    Interviewees believe that the reasons for stormwater pollution are beyond their control and that they are already doing everything they can.

    Interviewees strongly desire information about stormwater pollution, specifically:

    o Research on contributors and most impactful actions to takeo Local government actions and policies around stormwater management;

    more transparency and communication was a common theme


  • DETAILED FINDINGSOnline Survey with Charles County Residents High awareness with concept and issues surrounding stormwater pollution;

    42% said they were fully aware and 51% said they were somewhat aware. Those fully or somewhat aware with stormwater issues learned the concepts by:

    Researching it on my own and/or attending educational workshops Newspaper/print Public Service Announcement (PSA)

    To reduce contribution to stormwater pollution, residents are most likely to installsomething (57%) rather than reduce something (24%), avoid something (13%), or start doing something (6%). These results suggest residents desire using effective stormwater measures that are not disruptive to their day-to-day routine.

    Generally equal high level of agreement by residents on their concern for stormwater (75%) and septic pollution (80%); half strongly agree on their concern for stormwater pollution and 42% strongly agree on their concern for septic pollution.

    Generally equal awareness of programs Charles County provides for septic systems upgrade and stormwater pollution prevention (56% say they are fully or somewhat aware of these programs). However, those fully aware of septic system programs (39%) compared to those fully aware about stormwater programs (17%).


  • DETAILED FINDINGSCommunications Audit of Charles Countys Existing Stormwater Materials Hardcopy Assets Brochures

    Household Guide to Protecting Our Water Quality How to Choose a Lawn Care Service thats Right for You and the Chesapeake Bay Water Conservation in Charles County

    Handbook/Magazine Native Plants for Wildlife Habitat and Conservation Landscaping; Chesapeake Bay

    WatershedOnline Assets NPDES Municipal Separate Storm Sewer System Permit Stormwater homepage Charles County, MD Chapter 274 - Stormwater Management - ECODE360 (summary of

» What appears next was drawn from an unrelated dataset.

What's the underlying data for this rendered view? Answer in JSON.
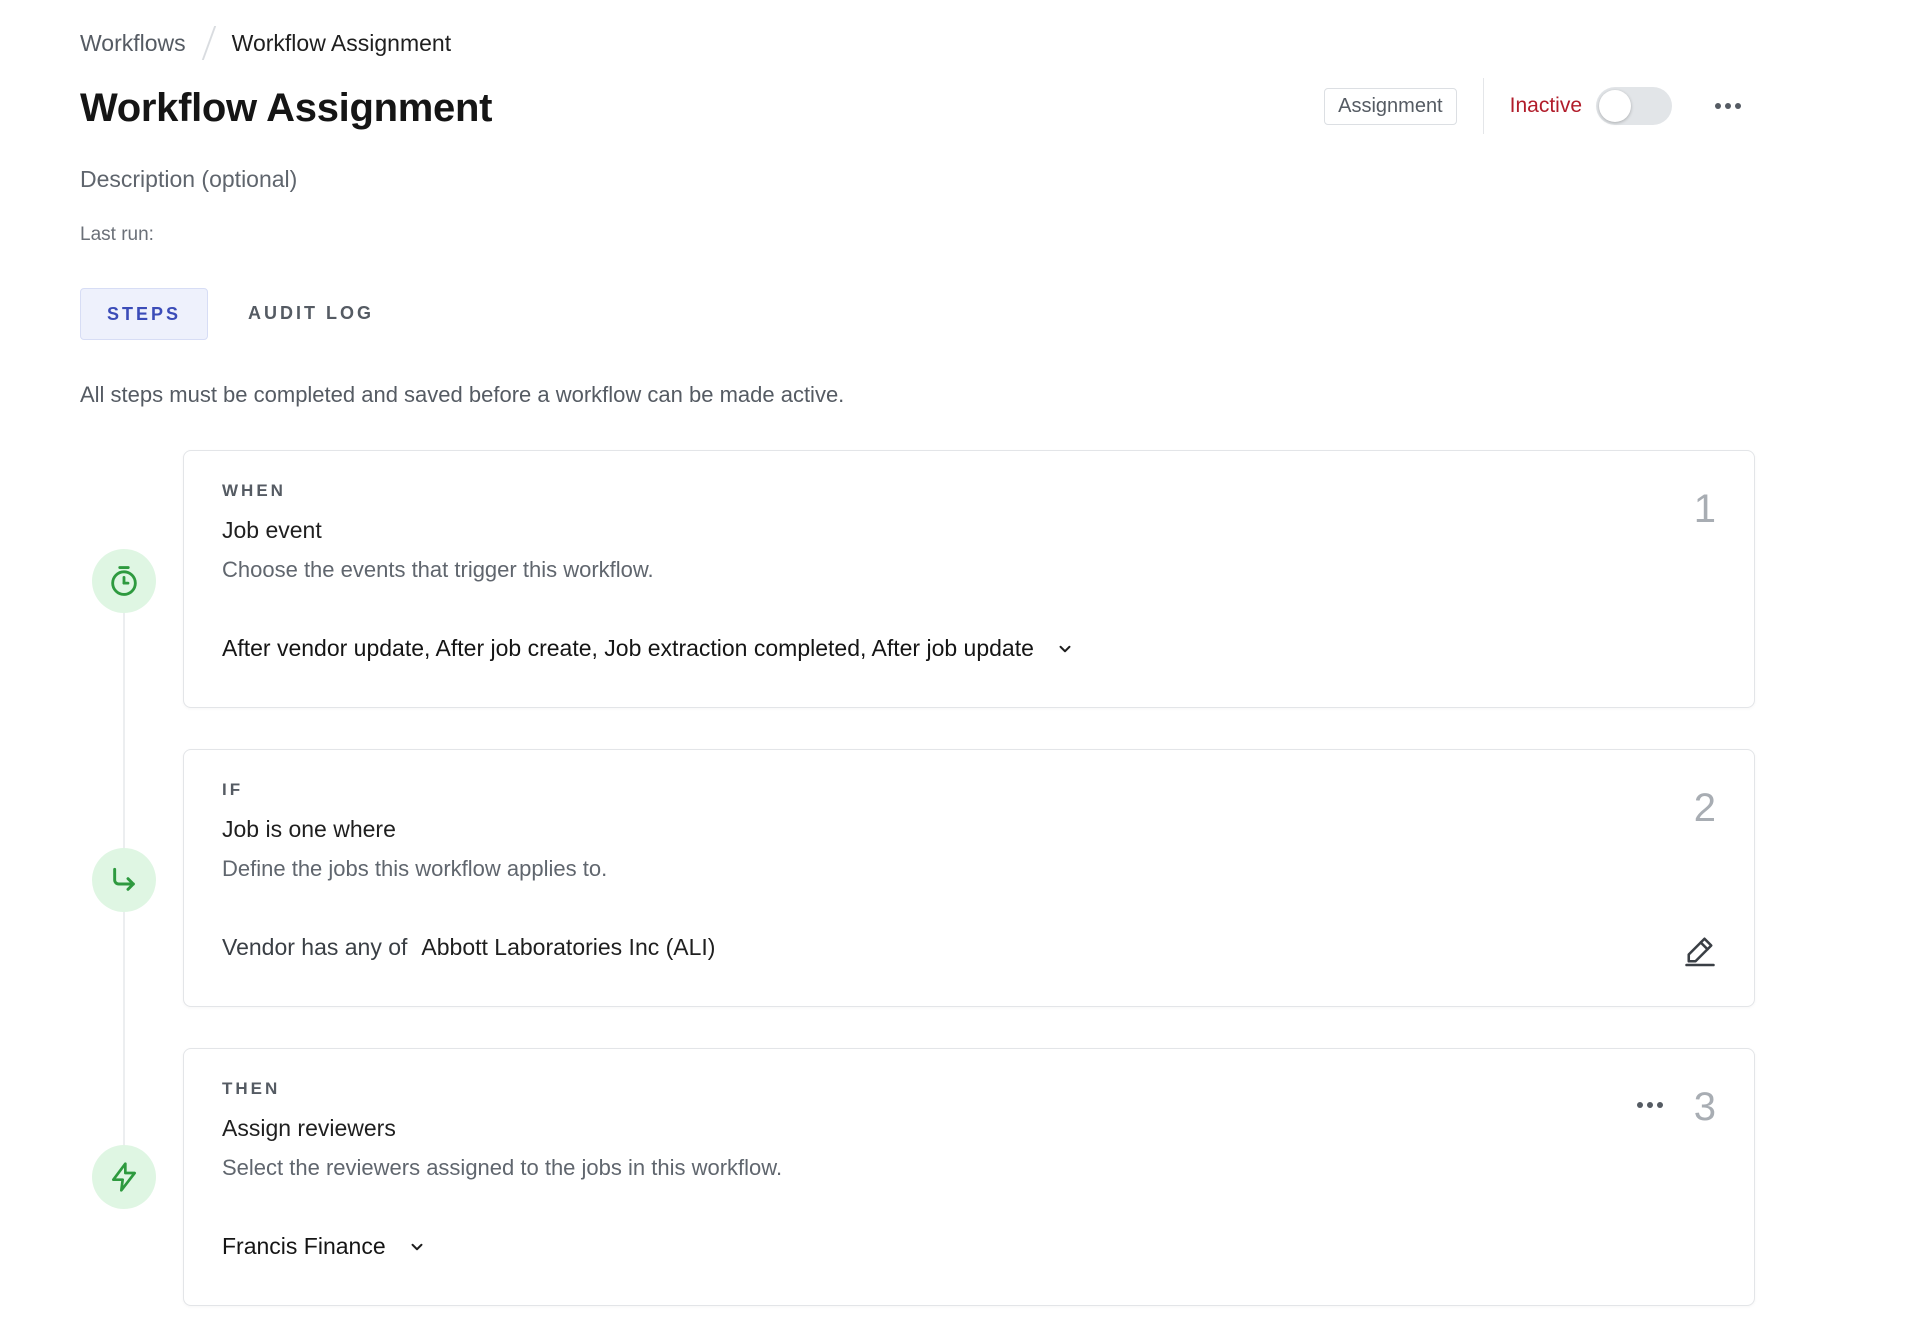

    ordinance) Stormwater Management Ordinance (full ordinance) SWM Ordinance ESD Design Manual Board of Commissioners Report for Developing in Charles County with ESD Charles County Low Impact Development/Environmental Site Design Ordinance and Design

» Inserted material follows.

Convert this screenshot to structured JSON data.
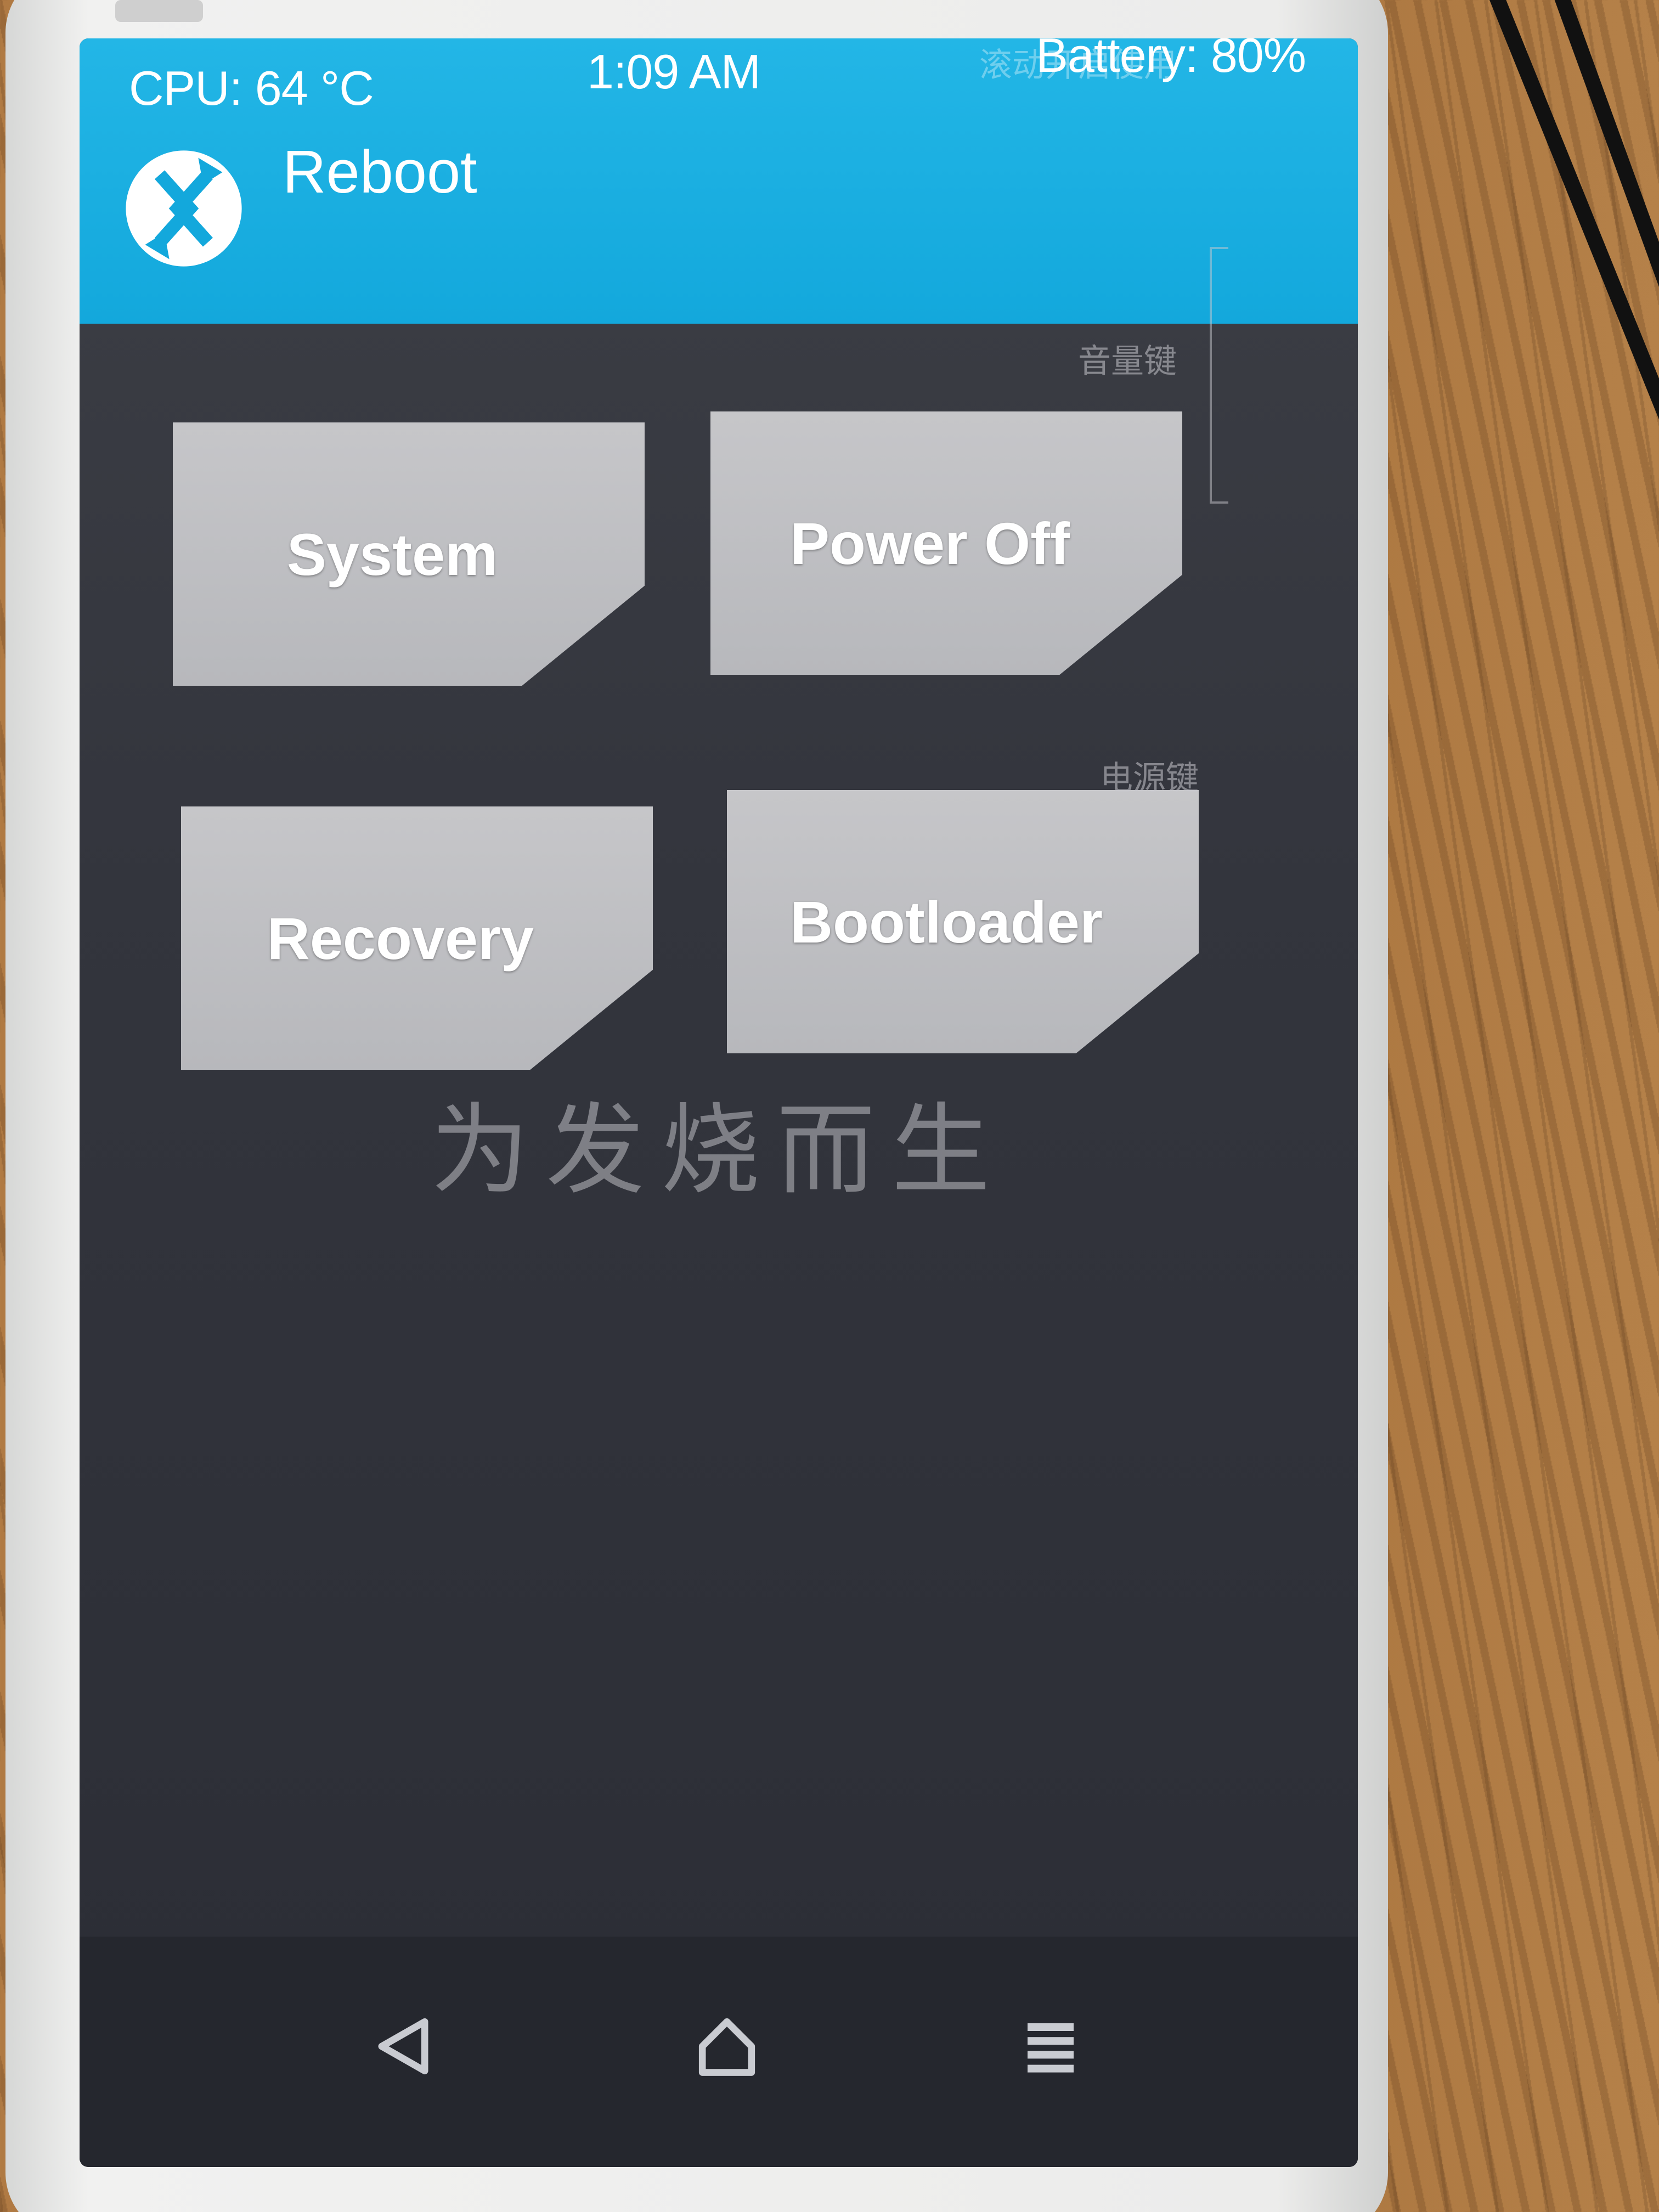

  • DETAILED FINDINGSCommunications Audit of Charles Countys Existing Stormwater Materials Strengths Variety of topics that are connected to stormwater pollution are coveredfrom septic

    pollution, water conservation to native plants. Graphically pleasing hardcopy materials in color with images that aid explanations; some

    online resources are graphically enhanced as well. Simplicity of brochures.

    Opportunities for Improvement Lack of centralized stormwater information for resident consumption

    Homepage for stormwater management is focused to NPDES Municipal Separate Storm Sewer System Permit and history of bill rather than topic awareness and remediation measureslack of central informaiton hub.

    Online information is developer-focused rather than resident focuseddifficult to digest due to length and specificity of information.

    Brochures do not broadly address stormwater issuespossibly too focused. Lack of Resear